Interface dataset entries
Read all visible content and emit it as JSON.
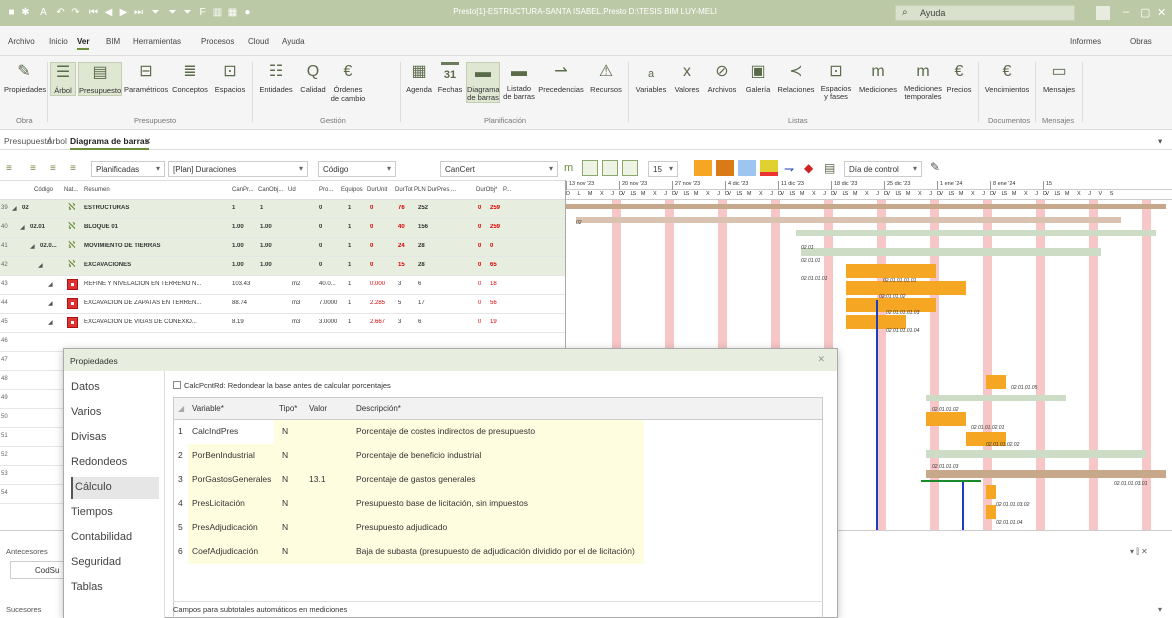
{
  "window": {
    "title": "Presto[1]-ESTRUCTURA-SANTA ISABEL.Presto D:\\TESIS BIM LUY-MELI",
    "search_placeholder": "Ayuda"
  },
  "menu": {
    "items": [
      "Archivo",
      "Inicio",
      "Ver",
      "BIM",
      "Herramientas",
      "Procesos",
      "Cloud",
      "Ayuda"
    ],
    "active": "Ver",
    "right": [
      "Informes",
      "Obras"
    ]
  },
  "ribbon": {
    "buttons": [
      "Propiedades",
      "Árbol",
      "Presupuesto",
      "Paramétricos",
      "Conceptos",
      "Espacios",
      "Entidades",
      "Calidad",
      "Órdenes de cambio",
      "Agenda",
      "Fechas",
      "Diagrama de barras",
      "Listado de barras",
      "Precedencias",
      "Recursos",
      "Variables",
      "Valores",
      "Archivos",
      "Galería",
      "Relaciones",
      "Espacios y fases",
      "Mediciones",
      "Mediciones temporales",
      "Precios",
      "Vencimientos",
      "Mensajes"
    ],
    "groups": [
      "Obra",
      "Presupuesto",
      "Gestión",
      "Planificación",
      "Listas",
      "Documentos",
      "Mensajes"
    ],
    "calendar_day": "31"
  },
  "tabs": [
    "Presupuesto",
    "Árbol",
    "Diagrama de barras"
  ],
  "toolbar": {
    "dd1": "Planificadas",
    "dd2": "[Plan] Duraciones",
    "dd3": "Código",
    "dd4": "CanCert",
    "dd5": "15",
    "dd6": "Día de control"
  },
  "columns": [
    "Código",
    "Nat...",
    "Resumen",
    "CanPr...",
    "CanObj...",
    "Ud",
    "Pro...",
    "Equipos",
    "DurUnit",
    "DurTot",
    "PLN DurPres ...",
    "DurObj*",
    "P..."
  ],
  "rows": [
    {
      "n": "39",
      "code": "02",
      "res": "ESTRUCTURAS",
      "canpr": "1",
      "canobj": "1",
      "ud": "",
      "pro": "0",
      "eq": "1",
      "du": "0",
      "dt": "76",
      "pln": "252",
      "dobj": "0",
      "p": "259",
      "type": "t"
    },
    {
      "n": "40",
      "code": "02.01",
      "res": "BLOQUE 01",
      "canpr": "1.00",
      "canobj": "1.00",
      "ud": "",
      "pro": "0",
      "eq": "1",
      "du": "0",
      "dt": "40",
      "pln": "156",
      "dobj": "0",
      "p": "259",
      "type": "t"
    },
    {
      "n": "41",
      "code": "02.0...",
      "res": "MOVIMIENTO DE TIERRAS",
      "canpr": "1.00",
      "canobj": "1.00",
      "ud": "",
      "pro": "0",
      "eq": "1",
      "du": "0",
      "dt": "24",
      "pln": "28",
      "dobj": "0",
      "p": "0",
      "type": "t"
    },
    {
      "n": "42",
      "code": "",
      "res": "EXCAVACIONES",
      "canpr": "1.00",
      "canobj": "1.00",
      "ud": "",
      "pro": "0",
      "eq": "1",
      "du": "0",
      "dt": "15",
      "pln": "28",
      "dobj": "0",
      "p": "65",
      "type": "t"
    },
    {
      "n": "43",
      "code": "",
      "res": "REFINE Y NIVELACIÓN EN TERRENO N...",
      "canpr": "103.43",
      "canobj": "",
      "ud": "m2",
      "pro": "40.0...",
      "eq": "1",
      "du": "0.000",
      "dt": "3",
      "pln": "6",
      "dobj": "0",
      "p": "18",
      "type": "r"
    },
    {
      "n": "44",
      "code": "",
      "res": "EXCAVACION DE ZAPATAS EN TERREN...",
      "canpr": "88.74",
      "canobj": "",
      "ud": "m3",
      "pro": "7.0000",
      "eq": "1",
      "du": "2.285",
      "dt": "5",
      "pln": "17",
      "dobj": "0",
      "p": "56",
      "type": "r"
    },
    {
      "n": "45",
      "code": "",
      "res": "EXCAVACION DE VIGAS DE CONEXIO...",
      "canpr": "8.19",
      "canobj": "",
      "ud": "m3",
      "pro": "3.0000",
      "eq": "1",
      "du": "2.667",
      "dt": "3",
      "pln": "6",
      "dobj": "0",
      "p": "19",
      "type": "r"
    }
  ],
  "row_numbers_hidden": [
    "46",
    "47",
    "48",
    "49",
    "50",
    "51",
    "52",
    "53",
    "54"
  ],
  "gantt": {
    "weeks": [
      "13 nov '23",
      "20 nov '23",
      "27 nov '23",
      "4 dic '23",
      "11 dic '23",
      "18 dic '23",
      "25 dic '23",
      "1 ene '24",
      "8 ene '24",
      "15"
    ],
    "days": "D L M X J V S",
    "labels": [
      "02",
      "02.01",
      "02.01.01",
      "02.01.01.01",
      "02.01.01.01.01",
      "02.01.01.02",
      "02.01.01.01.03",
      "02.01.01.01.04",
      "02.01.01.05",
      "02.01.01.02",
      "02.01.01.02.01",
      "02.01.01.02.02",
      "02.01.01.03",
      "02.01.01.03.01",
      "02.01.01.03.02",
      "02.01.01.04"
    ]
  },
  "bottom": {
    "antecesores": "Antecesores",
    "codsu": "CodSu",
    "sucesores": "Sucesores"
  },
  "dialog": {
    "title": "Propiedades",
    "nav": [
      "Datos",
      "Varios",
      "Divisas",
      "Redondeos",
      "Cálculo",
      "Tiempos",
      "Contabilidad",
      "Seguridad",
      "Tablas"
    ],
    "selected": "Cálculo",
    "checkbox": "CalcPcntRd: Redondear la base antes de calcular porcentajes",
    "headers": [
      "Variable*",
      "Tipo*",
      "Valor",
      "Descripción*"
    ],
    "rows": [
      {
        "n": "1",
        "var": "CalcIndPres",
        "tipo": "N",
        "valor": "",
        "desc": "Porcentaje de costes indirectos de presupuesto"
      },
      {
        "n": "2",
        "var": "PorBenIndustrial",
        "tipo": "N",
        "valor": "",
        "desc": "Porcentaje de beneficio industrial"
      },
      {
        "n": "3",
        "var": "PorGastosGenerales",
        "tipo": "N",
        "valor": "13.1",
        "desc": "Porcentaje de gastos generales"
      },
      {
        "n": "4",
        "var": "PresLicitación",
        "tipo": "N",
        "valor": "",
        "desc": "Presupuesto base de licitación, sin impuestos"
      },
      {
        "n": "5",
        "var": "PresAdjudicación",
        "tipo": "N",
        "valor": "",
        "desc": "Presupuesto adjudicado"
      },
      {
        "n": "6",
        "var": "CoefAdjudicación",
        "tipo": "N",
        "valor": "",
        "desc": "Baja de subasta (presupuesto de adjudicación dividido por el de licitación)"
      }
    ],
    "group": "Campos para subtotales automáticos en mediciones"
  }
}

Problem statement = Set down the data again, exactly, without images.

Response =
Read all visible content and emit it as JSON.
{
  "window": {
    "title": "Presto[1]-ESTRUCTURA-SANTA ISABEL.Presto D:\\TESIS BIM LUY-MELI",
    "search_placeholder": "Ayuda"
  },
  "menu": {
    "items": [
      "Archivo",
      "Inicio",
      "Ver",
      "BIM",
      "Herramientas",
      "Procesos",
      "Cloud",
      "Ayuda"
    ],
    "active": "Ver",
    "right": [
      "Informes",
      "Obras"
    ]
  },
  "ribbon": {
    "buttons": [
      "Propiedades",
      "Árbol",
      "Presupuesto",
      "Paramétricos",
      "Conceptos",
      "Espacios",
      "Entidades",
      "Calidad",
      "Órdenes de cambio",
      "Agenda",
      "Fechas",
      "Diagrama de barras",
      "Listado de barras",
      "Precedencias",
      "Recursos",
      "Variables",
      "Valores",
      "Archivos",
      "Galería",
      "Relaciones",
      "Espacios y fases",
      "Mediciones",
      "Mediciones temporales",
      "Precios",
      "Vencimientos",
      "Mensajes"
    ],
    "groups": [
      "Obra",
      "Presupuesto",
      "Gestión",
      "Planificación",
      "Listas",
      "Documentos",
      "Mensajes"
    ],
    "calendar_day": "31"
  },
  "tabs": [
    "Presupuesto",
    "Árbol",
    "Diagrama de barras"
  ],
  "toolbar": {
    "dd1": "Planificadas",
    "dd2": "[Plan] Duraciones",
    "dd3": "Código",
    "dd4": "CanCert",
    "dd5": "15",
    "dd6": "Día de control"
  },
  "columns": [
    "Código",
    "Nat...",
    "Resumen",
    "CanPr...",
    "CanObj...",
    "Ud",
    "Pro...",
    "Equipos",
    "DurUnit",
    "DurTot",
    "PLN DurPres ...",
    "DurObj*",
    "P..."
  ],
  "rows": [
    {
      "n": "39",
      "code": "02",
      "res": "ESTRUCTURAS",
      "canpr": "1",
      "canobj": "1",
      "ud": "",
      "pro": "0",
      "eq": "1",
      "du": "0",
      "dt": "76",
      "pln": "252",
      "dobj": "0",
      "p": "259",
      "type": "t"
    },
    {
      "n": "40",
      "code": "02.01",
      "res": "BLOQUE 01",
      "canpr": "1.00",
      "canobj": "1.00",
      "ud": "",
      "pro": "0",
      "eq": "1",
      "du": "0",
      "dt": "40",
      "pln": "156",
      "dobj": "0",
      "p": "259",
      "type": "t"
    },
    {
      "n": "41",
      "code": "02.0...",
      "res": "MOVIMIENTO DE TIERRAS",
      "canpr": "1.00",
      "canobj": "1.00",
      "ud": "",
      "pro": "0",
      "eq": "1",
      "du": "0",
      "dt": "24",
      "pln": "28",
      "dobj": "0",
      "p": "0",
      "type": "t"
    },
    {
      "n": "42",
      "code": "",
      "res": "EXCAVACIONES",
      "canpr": "1.00",
      "canobj": "1.00",
      "ud": "",
      "pro": "0",
      "eq": "1",
      "du": "0",
      "dt": "15",
      "pln": "28",
      "dobj": "0",
      "p": "65",
      "type": "t"
    },
    {
      "n": "43",
      "code": "",
      "res": "REFINE Y NIVELACIÓN EN TERRENO N...",
      "canpr": "103.43",
      "canobj": "",
      "ud": "m2",
      "pro": "40.0...",
      "eq": "1",
      "du": "0.000",
      "dt": "3",
      "pln": "6",
      "dobj": "0",
      "p": "18",
      "type": "r"
    },
    {
      "n": "44",
      "code": "",
      "res": "EXCAVACION DE ZAPATAS EN TERREN...",
      "canpr": "88.74",
      "canobj": "",
      "ud": "m3",
      "pro": "7.0000",
      "eq": "1",
      "du": "2.285",
      "dt": "5",
      "pln": "17",
      "dobj": "0",
      "p": "56",
      "type": "r"
    },
    {
      "n": "45",
      "code": "",
      "res": "EXCAVACION DE VIGAS DE CONEXIO...",
      "canpr": "8.19",
      "canobj": "",
      "ud": "m3",
      "pro": "3.0000",
      "eq": "1",
      "du": "2.667",
      "dt": "3",
      "pln": "6",
      "dobj": "0",
      "p": "19",
      "type": "r"
    }
  ],
  "row_numbers_hidden": [
    "46",
    "47",
    "48",
    "49",
    "50",
    "51",
    "52",
    "53",
    "54"
  ],
  "gantt": {
    "weeks": [
      "13 nov '23",
      "20 nov '23",
      "27 nov '23",
      "4 dic '23",
      "11 dic '23",
      "18 dic '23",
      "25 dic '23",
      "1 ene '24",
      "8 ene '24",
      "15"
    ],
    "days": "D L M X J V S",
    "labels": [
      "02",
      "02.01",
      "02.01.01",
      "02.01.01.01",
      "02.01.01.01.01",
      "02.01.01.02",
      "02.01.01.01.03",
      "02.01.01.01.04",
      "02.01.01.05",
      "02.01.01.02",
      "02.01.01.02.01",
      "02.01.01.02.02",
      "02.01.01.03",
      "02.01.01.03.01",
      "02.01.01.03.02",
      "02.01.01.04"
    ]
  },
  "bottom": {
    "antecesores": "Antecesores",
    "codsu": "CodSu",
    "sucesores": "Sucesores"
  },
  "dialog": {
    "title": "Propiedades",
    "nav": [
      "Datos",
      "Varios",
      "Divisas",
      "Redondeos",
      "Cálculo",
      "Tiempos",
      "Contabilidad",
      "Seguridad",
      "Tablas"
    ],
    "selected": "Cálculo",
    "checkbox": "CalcPcntRd: Redondear la base antes de calcular porcentajes",
    "headers": [
      "Variable*",
      "Tipo*",
      "Valor",
      "Descripción*"
    ],
    "rows": [
      {
        "n": "1",
        "var": "CalcIndPres",
        "tipo": "N",
        "valor": "",
        "desc": "Porcentaje de costes indirectos de presupuesto"
      },
      {
        "n": "2",
        "var": "PorBenIndustrial",
        "tipo": "N",
        "valor": "",
        "desc": "Porcentaje de beneficio industrial"
      },
      {
        "n": "3",
        "var": "PorGastosGenerales",
        "tipo": "N",
        "valor": "13.1",
        "desc": "Porcentaje de gastos generales"
      },
      {
        "n": "4",
        "var": "PresLicitación",
        "tipo": "N",
        "valor": "",
        "desc": "Presupuesto base de licitación, sin impuestos"
      },
      {
        "n": "5",
        "var": "PresAdjudicación",
        "tipo": "N",
        "valor": "",
        "desc": "Presupuesto adjudicado"
      },
      {
        "n": "6",
        "var": "CoefAdjudicación",
        "tipo": "N",
        "valor": "",
        "desc": "Baja de subasta (presupuesto de adjudicación dividido por el de licitación)"
      }
    ],
    "group": "Campos para subtotales automáticos en mediciones"
  }
}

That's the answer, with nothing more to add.